Nadal has always had respect for his elders but sometimes it is qualified. Whenever asked – or even when not – he insists Federer is better than him, the greatest of all, in fact. It is a debate that has raged for all the years they have dominated the game and even when they have ceded their rule to Novak Djokovic or Andy Murray. And here they were in 2017: Nadal aged 31, Federer 36 – and sweeping the slam pool again. There have been few equivalents in the history of sport. When Federer arrived in New York, the discussion was all about whether or not he could win his third major of the season and stretch his career lead over Nadal to 20-15. As we leave, the score has been readjusted to 19-16, a deficit of three that has pertained for some time. However, with two slams apiece this season, they are poised to continue the argument as favourites in the new year.
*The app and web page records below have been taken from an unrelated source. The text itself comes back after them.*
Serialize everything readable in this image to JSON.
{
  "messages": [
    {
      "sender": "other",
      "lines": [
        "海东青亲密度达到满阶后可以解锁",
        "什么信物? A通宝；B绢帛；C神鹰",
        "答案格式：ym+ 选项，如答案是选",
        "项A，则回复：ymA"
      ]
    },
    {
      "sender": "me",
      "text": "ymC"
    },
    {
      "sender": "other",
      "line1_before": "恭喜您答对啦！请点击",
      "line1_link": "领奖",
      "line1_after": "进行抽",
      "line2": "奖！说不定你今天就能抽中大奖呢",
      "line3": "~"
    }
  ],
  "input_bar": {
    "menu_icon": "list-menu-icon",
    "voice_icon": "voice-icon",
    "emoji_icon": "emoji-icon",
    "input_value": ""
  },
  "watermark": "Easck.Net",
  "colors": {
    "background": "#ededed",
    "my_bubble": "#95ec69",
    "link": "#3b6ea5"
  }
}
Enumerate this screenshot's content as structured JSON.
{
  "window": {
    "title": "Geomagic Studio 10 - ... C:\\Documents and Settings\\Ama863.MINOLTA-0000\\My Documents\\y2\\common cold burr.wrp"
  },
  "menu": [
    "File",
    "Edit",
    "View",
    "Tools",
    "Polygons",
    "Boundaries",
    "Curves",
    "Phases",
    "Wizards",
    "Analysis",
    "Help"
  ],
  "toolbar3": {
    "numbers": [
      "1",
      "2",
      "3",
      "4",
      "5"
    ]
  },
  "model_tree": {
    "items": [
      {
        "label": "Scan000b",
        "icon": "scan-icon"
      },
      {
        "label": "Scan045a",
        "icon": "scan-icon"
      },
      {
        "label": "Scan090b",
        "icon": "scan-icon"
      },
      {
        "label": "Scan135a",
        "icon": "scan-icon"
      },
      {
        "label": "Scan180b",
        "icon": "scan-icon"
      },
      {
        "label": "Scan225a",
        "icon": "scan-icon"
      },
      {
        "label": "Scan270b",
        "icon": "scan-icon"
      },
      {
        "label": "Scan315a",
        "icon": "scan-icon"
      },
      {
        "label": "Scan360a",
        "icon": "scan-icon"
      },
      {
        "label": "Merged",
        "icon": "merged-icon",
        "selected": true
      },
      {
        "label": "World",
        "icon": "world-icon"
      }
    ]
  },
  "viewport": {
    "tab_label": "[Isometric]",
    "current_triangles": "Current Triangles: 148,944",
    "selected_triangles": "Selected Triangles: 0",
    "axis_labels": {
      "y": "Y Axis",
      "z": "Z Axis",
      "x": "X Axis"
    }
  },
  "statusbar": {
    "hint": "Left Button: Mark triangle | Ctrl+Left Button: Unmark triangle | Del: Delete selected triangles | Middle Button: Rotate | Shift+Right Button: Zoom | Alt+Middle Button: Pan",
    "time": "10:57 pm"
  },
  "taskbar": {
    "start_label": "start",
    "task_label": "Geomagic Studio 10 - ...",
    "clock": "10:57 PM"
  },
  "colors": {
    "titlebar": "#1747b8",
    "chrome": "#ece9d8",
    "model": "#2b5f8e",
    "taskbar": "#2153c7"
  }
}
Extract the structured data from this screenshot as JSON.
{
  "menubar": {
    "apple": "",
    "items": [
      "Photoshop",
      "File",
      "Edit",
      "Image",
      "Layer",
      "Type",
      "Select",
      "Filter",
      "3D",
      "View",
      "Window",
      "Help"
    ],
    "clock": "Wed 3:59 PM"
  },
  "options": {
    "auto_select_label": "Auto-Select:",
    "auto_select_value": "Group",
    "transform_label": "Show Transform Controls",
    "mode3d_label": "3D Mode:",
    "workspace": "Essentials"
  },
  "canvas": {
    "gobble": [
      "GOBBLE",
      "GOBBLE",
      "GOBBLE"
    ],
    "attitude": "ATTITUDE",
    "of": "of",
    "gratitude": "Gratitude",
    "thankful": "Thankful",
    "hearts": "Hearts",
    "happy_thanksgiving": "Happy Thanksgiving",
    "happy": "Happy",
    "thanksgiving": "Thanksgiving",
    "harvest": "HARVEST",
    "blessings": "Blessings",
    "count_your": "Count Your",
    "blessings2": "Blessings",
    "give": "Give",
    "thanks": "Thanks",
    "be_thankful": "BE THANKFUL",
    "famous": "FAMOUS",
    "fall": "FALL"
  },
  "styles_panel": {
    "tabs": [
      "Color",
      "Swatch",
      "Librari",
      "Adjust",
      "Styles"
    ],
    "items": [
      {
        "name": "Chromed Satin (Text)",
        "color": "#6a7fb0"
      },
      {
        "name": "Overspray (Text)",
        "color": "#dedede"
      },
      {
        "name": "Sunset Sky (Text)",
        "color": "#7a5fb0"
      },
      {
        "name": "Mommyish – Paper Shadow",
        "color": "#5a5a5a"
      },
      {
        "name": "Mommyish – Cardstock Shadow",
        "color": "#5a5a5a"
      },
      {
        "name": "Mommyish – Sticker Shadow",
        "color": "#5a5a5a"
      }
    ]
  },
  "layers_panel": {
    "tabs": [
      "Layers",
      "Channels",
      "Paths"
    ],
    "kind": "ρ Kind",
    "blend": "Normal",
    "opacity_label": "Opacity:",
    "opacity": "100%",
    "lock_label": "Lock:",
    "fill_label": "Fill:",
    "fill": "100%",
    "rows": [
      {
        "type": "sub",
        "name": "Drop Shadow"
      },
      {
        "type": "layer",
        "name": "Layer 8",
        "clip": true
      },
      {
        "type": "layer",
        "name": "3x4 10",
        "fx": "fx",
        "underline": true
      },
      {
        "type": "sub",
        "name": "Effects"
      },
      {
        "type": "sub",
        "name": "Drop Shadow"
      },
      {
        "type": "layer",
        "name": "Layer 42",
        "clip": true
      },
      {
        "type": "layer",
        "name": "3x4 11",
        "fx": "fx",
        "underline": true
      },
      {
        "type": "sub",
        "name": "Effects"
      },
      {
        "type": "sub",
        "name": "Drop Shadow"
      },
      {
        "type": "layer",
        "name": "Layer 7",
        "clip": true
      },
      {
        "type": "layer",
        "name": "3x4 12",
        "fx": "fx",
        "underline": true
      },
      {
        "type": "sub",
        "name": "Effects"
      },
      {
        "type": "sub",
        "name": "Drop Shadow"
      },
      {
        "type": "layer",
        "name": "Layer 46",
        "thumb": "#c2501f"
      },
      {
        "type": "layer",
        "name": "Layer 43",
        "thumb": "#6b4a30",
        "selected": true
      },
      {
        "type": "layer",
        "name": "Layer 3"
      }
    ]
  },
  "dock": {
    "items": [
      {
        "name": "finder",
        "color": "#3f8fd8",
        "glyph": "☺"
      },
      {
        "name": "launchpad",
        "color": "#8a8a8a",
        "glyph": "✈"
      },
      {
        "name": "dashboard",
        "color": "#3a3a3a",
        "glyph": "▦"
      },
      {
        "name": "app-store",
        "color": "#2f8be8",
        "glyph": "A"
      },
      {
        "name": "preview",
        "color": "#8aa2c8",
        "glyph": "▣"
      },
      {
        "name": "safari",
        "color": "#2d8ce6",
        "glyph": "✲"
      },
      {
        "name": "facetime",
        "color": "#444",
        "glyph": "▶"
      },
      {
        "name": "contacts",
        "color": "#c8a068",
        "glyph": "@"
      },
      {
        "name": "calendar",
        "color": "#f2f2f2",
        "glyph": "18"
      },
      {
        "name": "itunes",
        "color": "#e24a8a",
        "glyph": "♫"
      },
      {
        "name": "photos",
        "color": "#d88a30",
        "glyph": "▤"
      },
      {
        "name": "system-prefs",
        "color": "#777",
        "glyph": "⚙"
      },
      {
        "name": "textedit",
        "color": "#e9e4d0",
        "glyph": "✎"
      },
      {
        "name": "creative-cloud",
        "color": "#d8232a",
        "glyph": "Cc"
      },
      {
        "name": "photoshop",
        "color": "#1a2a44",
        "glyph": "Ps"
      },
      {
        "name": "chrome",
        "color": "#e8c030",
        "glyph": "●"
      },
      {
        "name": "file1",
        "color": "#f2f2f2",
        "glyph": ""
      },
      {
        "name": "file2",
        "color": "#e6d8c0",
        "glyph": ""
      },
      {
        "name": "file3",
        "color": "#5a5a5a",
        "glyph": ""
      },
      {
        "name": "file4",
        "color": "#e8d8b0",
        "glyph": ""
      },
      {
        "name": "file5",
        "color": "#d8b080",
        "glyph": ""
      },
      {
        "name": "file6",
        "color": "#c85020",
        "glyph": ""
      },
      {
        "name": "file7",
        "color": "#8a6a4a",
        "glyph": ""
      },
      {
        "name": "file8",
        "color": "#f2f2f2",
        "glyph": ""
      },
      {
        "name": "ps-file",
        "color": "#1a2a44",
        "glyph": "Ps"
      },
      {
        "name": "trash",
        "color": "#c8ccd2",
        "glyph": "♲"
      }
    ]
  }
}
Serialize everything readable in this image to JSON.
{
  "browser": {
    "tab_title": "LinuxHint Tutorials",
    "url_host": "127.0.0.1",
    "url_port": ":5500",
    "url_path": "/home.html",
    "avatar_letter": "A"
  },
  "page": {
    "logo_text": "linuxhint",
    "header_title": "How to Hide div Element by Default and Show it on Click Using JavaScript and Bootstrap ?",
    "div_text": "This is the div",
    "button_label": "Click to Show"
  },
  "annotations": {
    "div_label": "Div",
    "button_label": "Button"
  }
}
When they return to Melbourne for the Australian Open, where Federer came from behind against Nadal to win his 18th slam, no doubt he will have repaired the minor damage to his back that he said contributed to his muted performance at Flushing Meadows, although the mighty Juan Martín del Potro was the more significant factor in his downfall in their quarter-final.
The story of Rafa and Roger has woven itself so inextricably into the fabric of modern tennis that, even in the autumn of their years, it has the power to occasionally drown out the parallel narrative of the young contenders. They were supposed to arrive at this final slam of the season as the dangerous new breed, given the absence through injury and/or ennui of the defending champion Stan Wawrinka, Djokovic and Murray. Also missing were Marin Cilic and the man he beat in the 2014 final, Kei Nishikori.
It was as if fate had unlocked the gate to the new era but Alexander Zverev, Denis Shapovalov, Dominic Thiem, Borna Coric and all the others – including the serially perplexing Nick Kyrgios – failed to enter there. One way or another, they could not last the distance like Nadal did. And that is his enduring talent. From a young age, he has committed himself to the struggle. Winning seven five-setters in two weeks is what he does best. Those young pups, as much as they might want the prize, have yet to learn that skill. In Kyrgios’s case, sadly, he does not seem to even care.
Nadal said a couple of other things in the aftermath of his triumph that mark the man. First, he remembered (perhaps at Toni’s urging) the victims of the earthquake in Mexico alongside those coping with the hurricanes in Florida, and it did not remotely sound like a public service announcement.
Second, he remembered Federer. Asked why he and his rival can still summon up the enthusiasm to give their best in what, after all, is just a game, he was measured, not gushing.
“Of course if I will win two grand slams this year and he will not win, we’ll be closer,” he said. “But one more year and he has 19. I have 16. So three is [still a] big difference. I really don’t think much about these kind of things. I do my way. I’m very happy with all the things that are happening to me, [to] win this title again.”
He added: “Being healthy, you see everything more possible, no? With injuries, everything seems impossible. But I still have the passion and the love for the game. I still want to compete and still feel the nerves every time I go on court.
“When some day arrives that I don’t feel nerves or that extra passion for the game that I feel, will be the day to say, OK, I do another thing.
“ Well done for Roger that he is having an amazing season too and well done for me because I’m having a great season too.” You said it, senor.